— TRY IT —
Please set down only the lines from the one containing "Read all visible content and emit it as JSON." through the end of the entries below, exactly, minus any pictures.

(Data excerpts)
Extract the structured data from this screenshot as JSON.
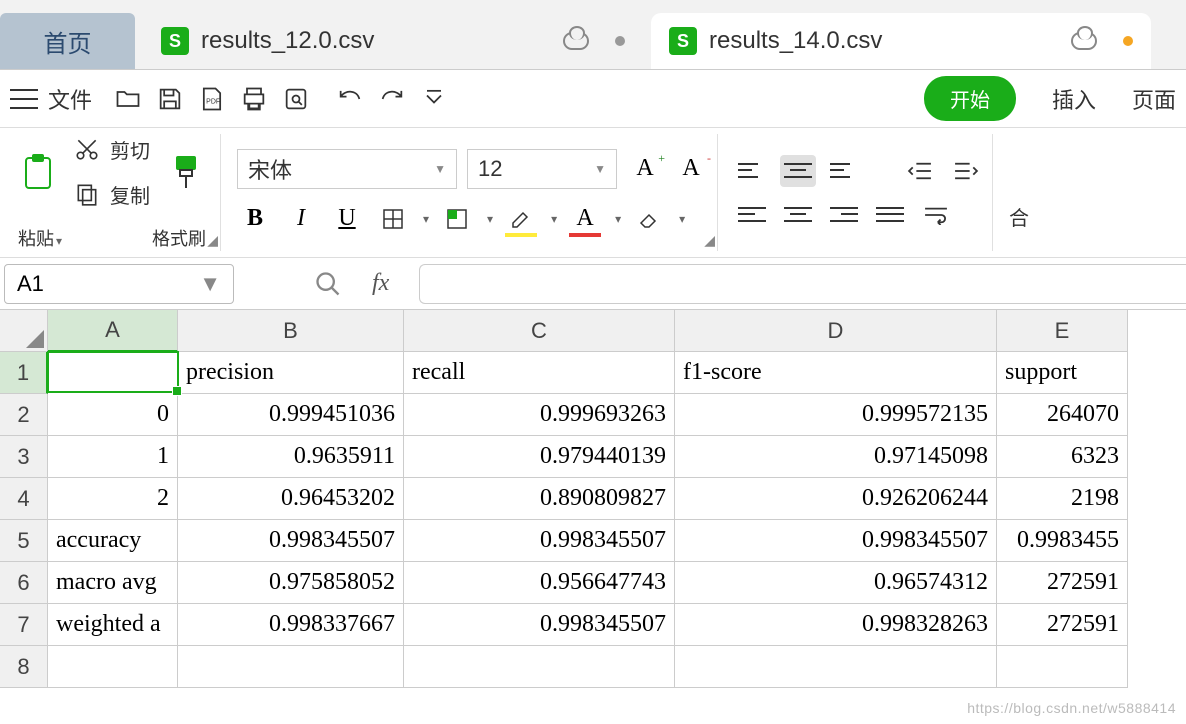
{
  "tabs": {
    "home": "首页",
    "files": [
      {
        "name": "results_12.0.csv",
        "active": false,
        "modified": false
      },
      {
        "name": "results_14.0.csv",
        "active": true,
        "modified": true
      }
    ]
  },
  "toolbar": {
    "file_label": "文件",
    "start_pill": "开始",
    "insert": "插入",
    "page": "页面"
  },
  "ribbon": {
    "paste": "粘贴",
    "cut": "剪切",
    "copy": "复制",
    "format_painter": "格式刷",
    "font_name": "宋体",
    "font_size": "12",
    "merge": "合"
  },
  "cell_ref": "A1",
  "fx_label": "fx",
  "columns": [
    "A",
    "B",
    "C",
    "D",
    "E"
  ],
  "row_numbers": [
    "1",
    "2",
    "3",
    "4",
    "5",
    "6",
    "7",
    "8"
  ],
  "grid": {
    "r1": {
      "A": "",
      "B": "precision",
      "C": "recall",
      "D": "f1-score",
      "E": "support"
    },
    "r2": {
      "A": "0",
      "B": "0.999451036",
      "C": "0.999693263",
      "D": "0.999572135",
      "E": "264070"
    },
    "r3": {
      "A": "1",
      "B": "0.9635911",
      "C": "0.979440139",
      "D": "0.97145098",
      "E": "6323"
    },
    "r4": {
      "A": "2",
      "B": "0.96453202",
      "C": "0.890809827",
      "D": "0.926206244",
      "E": "2198"
    },
    "r5": {
      "A": "accuracy",
      "B": "0.998345507",
      "C": "0.998345507",
      "D": "0.998345507",
      "E": "0.9983455"
    },
    "r6": {
      "A": "macro avg",
      "B": "0.975858052",
      "C": "0.956647743",
      "D": "0.96574312",
      "E": "272591"
    },
    "r7": {
      "A": "weighted a",
      "B": "0.998337667",
      "C": "0.998345507",
      "D": "0.998328263",
      "E": "272591"
    },
    "r8": {
      "A": "",
      "B": "",
      "C": "",
      "D": "",
      "E": ""
    }
  },
  "watermark": "https://blog.csdn.net/w5888414"
}
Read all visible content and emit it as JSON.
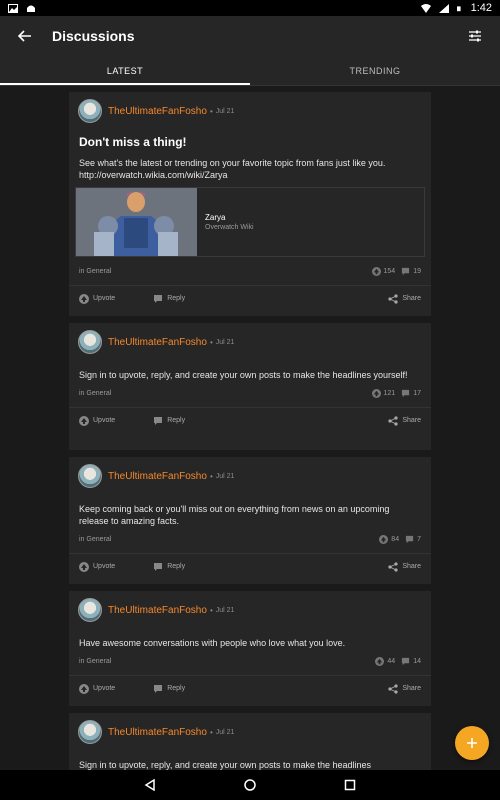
{
  "status_bar": {
    "time": "1:42"
  },
  "app_bar": {
    "title": "Discussions"
  },
  "tabs": [
    {
      "label": "LATEST",
      "active": true
    },
    {
      "label": "TRENDING",
      "active": false
    }
  ],
  "posts": [
    {
      "author": "TheUltimateFanFosho",
      "date": "Jul 21",
      "title": "Don't miss a thing!",
      "body": "See what's the latest or trending on your favorite topic from fans just like you. http://overwatch.wikia.com/wiki/Zarya",
      "embed": {
        "title": "Zarya",
        "subtitle": "Overwatch Wiki"
      },
      "category": "in General",
      "upvotes": "154",
      "replies": "19"
    },
    {
      "author": "TheUltimateFanFosho",
      "date": "Jul 21",
      "title": "",
      "body": "Sign in to upvote, reply, and create your own posts to make the headlines yourself!",
      "category": "in General",
      "upvotes": "121",
      "replies": "17"
    },
    {
      "author": "TheUltimateFanFosho",
      "date": "Jul 21",
      "title": "",
      "body": "Keep coming back or you'll miss out on everything from news on an upcoming release to amazing facts.",
      "category": "in General",
      "upvotes": "84",
      "replies": "7"
    },
    {
      "author": "TheUltimateFanFosho",
      "date": "Jul 21",
      "title": "",
      "body": "Have awesome conversations with people who love what you love.",
      "category": "in General",
      "upvotes": "44",
      "replies": "14"
    },
    {
      "author": "TheUltimateFanFosho",
      "date": "Jul 21",
      "title": "",
      "body": "Sign in to upvote, reply, and create your own posts to make the headlines"
    }
  ],
  "actions": {
    "upvote": "Upvote",
    "reply": "Reply",
    "share": "Share"
  },
  "colors": {
    "accent": "#f5892c",
    "fab": "#f5a623",
    "card": "#262626",
    "background": "#1a1a1a"
  },
  "icons": {
    "back": "arrow-left-icon",
    "filter": "sliders-icon",
    "upvote": "upvote-circle-icon",
    "reply": "chat-bubble-icon",
    "share": "share-icon",
    "fab": "plus-icon"
  }
}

— COMPLETED TASK —
Read all visible content and emit it as JSON.
{
  "status_bar": {
    "time": "1:42"
  },
  "app_bar": {
    "title": "Discussions"
  },
  "tabs": [
    {
      "label": "LATEST",
      "active": true
    },
    {
      "label": "TRENDING",
      "active": false
    }
  ],
  "posts": [
    {
      "author": "TheUltimateFanFosho",
      "date": "Jul 21",
      "title": "Don't miss a thing!",
      "body": "See what's the latest or trending on your favorite topic from fans just like you. http://overwatch.wikia.com/wiki/Zarya",
      "embed": {
        "title": "Zarya",
        "subtitle": "Overwatch Wiki"
      },
      "category": "in General",
      "upvotes": "154",
      "replies": "19"
    },
    {
      "author": "TheUltimateFanFosho",
      "date": "Jul 21",
      "title": "",
      "body": "Sign in to upvote, reply, and create your own posts to make the headlines yourself!",
      "category": "in General",
      "upvotes": "121",
      "replies": "17"
    },
    {
      "author": "TheUltimateFanFosho",
      "date": "Jul 21",
      "title": "",
      "body": "Keep coming back or you'll miss out on everything from news on an upcoming release to amazing facts.",
      "category": "in General",
      "upvotes": "84",
      "replies": "7"
    },
    {
      "author": "TheUltimateFanFosho",
      "date": "Jul 21",
      "title": "",
      "body": "Have awesome conversations with people who love what you love.",
      "category": "in General",
      "upvotes": "44",
      "replies": "14"
    },
    {
      "author": "TheUltimateFanFosho",
      "date": "Jul 21",
      "title": "",
      "body": "Sign in to upvote, reply, and create your own posts to make the headlines"
    }
  ],
  "actions": {
    "upvote": "Upvote",
    "reply": "Reply",
    "share": "Share"
  },
  "colors": {
    "accent": "#f5892c",
    "fab": "#f5a623",
    "card": "#262626",
    "background": "#1a1a1a"
  },
  "icons": {
    "back": "arrow-left-icon",
    "filter": "sliders-icon",
    "upvote": "upvote-circle-icon",
    "reply": "chat-bubble-icon",
    "share": "share-icon",
    "fab": "plus-icon"
  }
}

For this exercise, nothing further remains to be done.